Extracted records

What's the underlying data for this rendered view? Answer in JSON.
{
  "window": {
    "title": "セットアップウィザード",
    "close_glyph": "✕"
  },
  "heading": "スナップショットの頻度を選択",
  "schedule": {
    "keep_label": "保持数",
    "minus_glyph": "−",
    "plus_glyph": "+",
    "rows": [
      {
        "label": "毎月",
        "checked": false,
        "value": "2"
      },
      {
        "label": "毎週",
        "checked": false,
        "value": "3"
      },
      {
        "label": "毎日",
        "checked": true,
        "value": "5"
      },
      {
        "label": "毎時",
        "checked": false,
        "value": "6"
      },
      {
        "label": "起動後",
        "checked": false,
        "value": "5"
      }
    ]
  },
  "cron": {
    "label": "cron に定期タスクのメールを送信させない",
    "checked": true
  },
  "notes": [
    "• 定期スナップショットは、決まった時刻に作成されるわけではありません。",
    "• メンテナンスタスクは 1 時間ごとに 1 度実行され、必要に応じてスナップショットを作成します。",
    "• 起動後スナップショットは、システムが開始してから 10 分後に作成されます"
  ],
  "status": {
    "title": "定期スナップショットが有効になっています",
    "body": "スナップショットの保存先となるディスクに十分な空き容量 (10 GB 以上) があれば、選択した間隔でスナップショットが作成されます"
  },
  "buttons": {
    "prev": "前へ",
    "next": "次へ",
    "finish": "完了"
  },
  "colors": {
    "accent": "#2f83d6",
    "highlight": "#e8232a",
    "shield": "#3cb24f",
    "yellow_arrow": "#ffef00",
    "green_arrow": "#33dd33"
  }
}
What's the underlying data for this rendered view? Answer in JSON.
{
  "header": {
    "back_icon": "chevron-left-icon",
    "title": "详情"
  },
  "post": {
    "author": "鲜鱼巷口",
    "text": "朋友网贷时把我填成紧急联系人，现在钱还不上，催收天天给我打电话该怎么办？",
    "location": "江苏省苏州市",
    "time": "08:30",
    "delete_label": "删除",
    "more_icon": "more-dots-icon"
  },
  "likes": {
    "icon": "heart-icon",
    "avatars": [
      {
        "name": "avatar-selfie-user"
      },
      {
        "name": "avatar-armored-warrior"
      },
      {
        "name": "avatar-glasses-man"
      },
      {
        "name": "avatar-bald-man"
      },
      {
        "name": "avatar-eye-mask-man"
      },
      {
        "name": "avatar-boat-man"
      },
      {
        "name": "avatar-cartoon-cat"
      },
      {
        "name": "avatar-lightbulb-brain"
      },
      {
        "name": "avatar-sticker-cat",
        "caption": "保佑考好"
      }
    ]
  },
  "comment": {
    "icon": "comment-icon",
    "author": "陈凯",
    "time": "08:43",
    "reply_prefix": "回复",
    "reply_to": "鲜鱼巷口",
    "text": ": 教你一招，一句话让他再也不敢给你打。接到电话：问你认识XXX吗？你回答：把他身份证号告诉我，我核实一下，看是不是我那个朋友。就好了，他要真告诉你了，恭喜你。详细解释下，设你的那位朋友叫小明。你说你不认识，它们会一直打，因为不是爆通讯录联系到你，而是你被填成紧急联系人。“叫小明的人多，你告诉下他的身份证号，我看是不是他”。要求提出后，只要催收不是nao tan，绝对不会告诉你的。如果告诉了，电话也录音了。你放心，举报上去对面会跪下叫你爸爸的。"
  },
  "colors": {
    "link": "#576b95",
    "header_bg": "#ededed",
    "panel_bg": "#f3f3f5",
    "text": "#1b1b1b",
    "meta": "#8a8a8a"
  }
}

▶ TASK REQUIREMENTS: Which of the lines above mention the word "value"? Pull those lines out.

▶ TASK OUTPUT:
        "value": "2"
        "value": "3"
        "value": "5"
        "value": "6"
        "value": "5"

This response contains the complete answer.